### Source material
******************************

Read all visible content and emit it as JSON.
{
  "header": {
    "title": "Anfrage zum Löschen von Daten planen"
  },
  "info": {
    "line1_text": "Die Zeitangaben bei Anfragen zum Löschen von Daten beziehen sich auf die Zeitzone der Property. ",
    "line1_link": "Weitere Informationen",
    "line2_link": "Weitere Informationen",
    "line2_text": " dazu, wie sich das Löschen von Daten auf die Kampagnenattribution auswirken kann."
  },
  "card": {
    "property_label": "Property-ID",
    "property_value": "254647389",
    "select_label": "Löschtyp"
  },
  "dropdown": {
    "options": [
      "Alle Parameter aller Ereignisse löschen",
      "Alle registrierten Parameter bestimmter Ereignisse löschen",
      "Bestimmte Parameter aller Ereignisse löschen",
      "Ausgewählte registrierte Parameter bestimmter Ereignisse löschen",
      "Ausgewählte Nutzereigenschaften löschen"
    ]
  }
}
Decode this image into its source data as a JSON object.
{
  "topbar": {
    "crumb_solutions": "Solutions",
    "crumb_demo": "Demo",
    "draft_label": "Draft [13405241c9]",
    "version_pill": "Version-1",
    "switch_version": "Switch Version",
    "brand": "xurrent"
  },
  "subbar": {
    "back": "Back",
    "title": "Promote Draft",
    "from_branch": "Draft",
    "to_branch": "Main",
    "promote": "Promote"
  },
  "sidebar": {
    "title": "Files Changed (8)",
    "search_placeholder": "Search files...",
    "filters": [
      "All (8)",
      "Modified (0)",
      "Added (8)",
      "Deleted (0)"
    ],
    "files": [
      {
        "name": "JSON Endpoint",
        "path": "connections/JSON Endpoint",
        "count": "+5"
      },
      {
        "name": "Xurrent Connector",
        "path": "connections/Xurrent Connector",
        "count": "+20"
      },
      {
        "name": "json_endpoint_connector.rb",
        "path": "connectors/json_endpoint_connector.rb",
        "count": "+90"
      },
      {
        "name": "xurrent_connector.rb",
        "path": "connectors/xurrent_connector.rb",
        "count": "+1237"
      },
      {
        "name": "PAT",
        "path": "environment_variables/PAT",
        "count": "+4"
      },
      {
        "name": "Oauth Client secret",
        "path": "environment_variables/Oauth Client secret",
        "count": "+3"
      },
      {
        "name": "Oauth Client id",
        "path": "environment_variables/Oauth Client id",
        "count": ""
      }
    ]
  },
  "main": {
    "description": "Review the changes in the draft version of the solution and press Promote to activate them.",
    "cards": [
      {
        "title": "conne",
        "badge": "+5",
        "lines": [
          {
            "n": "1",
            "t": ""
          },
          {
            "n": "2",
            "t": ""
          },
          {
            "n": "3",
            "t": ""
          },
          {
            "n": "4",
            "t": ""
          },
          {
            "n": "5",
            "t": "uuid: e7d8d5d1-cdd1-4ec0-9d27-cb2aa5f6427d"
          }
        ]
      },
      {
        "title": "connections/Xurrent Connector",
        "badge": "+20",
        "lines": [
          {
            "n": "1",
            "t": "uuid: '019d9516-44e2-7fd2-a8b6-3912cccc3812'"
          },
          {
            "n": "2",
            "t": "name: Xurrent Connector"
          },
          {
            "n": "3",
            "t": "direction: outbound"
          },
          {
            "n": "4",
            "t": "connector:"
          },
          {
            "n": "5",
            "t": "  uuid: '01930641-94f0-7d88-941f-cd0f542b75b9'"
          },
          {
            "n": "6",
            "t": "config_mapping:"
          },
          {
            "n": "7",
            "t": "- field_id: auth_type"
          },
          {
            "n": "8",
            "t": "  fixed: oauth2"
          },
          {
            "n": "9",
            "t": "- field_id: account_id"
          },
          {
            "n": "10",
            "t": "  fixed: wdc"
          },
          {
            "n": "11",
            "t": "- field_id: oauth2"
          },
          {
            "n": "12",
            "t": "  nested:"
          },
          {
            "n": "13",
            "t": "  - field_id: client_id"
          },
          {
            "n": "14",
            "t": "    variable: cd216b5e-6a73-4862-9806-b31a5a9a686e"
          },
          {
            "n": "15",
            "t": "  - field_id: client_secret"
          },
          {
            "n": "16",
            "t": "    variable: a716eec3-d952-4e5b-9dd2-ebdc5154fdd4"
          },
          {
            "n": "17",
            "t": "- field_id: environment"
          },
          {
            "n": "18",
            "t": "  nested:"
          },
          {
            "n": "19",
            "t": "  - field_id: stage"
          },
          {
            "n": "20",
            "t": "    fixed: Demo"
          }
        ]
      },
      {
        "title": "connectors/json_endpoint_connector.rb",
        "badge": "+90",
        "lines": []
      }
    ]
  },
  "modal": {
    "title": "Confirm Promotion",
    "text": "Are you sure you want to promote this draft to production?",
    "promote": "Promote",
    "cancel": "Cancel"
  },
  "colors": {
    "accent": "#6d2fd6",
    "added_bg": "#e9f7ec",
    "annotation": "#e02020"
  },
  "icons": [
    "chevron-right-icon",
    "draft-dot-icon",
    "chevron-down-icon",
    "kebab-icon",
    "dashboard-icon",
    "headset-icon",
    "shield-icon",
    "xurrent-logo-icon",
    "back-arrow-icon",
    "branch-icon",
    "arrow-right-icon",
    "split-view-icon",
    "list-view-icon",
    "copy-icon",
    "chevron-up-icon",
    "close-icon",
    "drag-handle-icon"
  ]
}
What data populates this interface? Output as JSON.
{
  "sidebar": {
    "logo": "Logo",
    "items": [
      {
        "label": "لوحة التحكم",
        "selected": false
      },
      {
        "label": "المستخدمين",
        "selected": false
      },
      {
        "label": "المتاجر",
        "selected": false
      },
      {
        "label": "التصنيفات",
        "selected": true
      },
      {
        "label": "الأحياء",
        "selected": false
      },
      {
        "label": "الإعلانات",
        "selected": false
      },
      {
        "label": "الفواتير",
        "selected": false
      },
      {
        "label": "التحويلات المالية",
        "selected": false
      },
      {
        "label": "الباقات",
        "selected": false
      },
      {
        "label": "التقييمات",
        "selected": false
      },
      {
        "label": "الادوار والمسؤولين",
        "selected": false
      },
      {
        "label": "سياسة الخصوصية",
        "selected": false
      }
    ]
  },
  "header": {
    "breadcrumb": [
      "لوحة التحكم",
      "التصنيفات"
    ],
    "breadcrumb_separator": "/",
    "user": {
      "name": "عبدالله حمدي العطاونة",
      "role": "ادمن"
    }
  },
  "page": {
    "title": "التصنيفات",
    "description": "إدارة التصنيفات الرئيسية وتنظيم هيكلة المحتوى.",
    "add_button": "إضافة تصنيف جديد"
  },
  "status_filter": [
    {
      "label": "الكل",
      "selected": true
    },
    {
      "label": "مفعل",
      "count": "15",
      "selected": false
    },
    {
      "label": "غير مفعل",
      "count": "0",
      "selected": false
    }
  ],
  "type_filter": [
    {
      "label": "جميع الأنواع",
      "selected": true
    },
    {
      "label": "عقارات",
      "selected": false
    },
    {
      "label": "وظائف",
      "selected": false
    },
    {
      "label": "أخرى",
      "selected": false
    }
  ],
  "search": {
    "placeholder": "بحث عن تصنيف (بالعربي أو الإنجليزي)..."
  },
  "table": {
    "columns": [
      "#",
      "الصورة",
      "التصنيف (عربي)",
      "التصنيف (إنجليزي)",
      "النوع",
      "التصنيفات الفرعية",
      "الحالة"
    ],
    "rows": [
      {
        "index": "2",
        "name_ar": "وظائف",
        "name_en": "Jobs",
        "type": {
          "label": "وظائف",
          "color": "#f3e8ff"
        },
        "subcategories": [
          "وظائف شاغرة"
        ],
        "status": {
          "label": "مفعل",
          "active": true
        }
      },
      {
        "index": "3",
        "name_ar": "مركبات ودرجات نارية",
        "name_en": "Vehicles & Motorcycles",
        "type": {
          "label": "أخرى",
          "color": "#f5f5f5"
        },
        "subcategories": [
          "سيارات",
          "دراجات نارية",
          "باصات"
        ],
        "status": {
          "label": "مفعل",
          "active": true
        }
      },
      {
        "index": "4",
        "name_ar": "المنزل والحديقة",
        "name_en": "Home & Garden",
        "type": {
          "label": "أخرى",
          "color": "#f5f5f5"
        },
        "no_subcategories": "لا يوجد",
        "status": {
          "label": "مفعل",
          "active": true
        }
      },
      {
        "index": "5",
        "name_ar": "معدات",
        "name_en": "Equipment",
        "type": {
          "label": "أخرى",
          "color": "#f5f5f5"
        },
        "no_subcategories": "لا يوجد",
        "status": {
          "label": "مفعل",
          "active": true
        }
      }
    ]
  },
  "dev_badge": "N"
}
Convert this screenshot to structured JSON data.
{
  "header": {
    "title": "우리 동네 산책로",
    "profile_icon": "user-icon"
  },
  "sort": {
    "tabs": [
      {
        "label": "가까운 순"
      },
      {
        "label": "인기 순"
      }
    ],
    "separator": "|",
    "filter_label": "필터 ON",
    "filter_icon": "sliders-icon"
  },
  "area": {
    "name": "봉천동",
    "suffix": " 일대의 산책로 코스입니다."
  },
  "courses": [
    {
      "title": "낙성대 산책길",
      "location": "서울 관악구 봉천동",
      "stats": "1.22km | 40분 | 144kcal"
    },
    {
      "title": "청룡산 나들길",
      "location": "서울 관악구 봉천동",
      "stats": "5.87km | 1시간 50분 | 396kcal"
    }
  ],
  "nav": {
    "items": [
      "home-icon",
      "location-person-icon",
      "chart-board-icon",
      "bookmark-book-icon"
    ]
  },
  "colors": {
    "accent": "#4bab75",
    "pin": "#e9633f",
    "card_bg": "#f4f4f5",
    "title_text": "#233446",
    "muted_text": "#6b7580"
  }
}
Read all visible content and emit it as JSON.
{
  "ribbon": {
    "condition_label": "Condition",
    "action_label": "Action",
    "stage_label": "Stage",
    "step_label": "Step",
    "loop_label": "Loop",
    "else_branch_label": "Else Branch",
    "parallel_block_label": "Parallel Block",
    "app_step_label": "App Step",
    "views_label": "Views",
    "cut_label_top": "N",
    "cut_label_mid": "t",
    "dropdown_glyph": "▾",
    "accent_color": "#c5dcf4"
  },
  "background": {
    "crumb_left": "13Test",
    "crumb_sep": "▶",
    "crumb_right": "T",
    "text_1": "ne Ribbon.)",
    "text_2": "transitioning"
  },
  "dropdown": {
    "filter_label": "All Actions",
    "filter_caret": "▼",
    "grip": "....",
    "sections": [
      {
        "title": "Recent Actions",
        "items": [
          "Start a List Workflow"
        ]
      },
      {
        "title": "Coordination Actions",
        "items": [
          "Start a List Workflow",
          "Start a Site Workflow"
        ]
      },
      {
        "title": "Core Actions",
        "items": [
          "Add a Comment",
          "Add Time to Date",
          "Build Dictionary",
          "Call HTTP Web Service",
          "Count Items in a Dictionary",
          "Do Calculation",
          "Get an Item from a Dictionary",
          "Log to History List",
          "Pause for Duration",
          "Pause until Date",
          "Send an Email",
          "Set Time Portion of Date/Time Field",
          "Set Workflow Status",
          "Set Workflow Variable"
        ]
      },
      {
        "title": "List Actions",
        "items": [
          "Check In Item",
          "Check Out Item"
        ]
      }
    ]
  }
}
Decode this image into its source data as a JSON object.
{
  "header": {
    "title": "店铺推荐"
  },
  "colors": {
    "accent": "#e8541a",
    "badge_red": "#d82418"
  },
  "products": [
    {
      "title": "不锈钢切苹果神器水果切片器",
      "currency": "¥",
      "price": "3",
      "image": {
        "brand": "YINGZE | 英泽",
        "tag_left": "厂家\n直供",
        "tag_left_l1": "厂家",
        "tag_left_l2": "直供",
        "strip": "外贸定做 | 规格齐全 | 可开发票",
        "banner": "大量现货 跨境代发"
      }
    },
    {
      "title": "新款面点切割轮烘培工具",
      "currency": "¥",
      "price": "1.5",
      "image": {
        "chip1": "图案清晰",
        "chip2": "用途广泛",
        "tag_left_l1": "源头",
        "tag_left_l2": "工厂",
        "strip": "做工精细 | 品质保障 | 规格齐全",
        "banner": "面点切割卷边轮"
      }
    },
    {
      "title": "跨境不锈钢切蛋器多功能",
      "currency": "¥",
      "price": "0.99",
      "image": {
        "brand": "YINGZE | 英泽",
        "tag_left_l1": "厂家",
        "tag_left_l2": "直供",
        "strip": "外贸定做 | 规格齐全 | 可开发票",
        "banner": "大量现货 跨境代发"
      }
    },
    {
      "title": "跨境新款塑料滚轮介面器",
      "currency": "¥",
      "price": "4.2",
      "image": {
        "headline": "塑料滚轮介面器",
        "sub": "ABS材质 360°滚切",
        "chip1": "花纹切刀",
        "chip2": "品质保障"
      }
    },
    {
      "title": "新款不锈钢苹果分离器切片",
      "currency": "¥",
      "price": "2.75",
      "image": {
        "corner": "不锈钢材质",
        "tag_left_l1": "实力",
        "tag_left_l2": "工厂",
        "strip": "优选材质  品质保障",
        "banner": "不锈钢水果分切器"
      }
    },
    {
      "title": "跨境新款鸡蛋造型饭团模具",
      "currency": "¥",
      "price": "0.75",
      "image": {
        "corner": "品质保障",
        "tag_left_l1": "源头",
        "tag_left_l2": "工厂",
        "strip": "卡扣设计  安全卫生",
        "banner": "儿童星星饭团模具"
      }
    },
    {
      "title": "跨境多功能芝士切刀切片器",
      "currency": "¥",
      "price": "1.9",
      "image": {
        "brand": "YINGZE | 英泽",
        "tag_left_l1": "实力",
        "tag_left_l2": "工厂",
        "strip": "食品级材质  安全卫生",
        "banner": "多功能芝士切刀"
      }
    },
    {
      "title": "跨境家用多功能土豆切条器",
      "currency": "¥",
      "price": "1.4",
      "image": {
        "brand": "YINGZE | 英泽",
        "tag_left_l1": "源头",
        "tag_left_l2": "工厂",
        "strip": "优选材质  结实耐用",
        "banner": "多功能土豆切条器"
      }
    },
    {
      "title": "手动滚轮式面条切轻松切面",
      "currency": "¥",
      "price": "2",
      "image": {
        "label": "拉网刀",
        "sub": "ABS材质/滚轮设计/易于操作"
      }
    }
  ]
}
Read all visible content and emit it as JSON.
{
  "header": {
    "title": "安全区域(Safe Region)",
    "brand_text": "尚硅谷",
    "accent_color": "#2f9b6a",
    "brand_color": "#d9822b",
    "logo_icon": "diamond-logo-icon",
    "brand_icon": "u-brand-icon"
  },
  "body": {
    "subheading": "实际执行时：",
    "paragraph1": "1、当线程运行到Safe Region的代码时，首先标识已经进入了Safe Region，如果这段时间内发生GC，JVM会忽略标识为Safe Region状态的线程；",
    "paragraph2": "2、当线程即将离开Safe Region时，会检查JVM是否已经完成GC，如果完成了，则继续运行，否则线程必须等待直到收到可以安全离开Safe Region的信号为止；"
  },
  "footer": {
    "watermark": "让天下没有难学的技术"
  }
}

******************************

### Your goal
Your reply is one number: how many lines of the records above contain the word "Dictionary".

### Written reply
3